- **WORK ITEM**
From the entries that follow, report every line in which "icon" occurs.

----------

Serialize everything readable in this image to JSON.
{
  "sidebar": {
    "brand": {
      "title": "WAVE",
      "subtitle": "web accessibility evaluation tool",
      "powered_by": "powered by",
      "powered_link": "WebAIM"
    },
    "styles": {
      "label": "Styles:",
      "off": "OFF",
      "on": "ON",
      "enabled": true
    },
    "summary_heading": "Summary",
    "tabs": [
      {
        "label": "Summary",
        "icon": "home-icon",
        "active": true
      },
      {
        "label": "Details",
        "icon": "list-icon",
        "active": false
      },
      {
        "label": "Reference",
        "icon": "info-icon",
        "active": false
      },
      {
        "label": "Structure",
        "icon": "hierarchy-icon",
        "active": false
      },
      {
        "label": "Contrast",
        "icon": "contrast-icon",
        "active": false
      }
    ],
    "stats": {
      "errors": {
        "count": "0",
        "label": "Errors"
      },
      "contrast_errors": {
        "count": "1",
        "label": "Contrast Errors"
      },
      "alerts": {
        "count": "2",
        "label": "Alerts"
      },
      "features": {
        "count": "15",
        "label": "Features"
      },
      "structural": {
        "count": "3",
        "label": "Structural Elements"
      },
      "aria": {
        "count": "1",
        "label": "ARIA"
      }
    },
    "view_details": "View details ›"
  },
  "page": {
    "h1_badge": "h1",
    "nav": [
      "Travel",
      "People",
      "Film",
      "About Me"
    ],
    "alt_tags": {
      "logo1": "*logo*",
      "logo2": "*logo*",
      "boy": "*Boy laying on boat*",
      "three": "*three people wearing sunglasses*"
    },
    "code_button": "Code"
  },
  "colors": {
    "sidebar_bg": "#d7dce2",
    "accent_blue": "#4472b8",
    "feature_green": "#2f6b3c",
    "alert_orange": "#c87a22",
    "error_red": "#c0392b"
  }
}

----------

- **YOUR SOLUTION**
        "icon": "home-icon",
        "icon": "list-icon",
        "icon": "info-icon",
        "icon": "hierarchy-icon",
        "icon": "contrast-icon",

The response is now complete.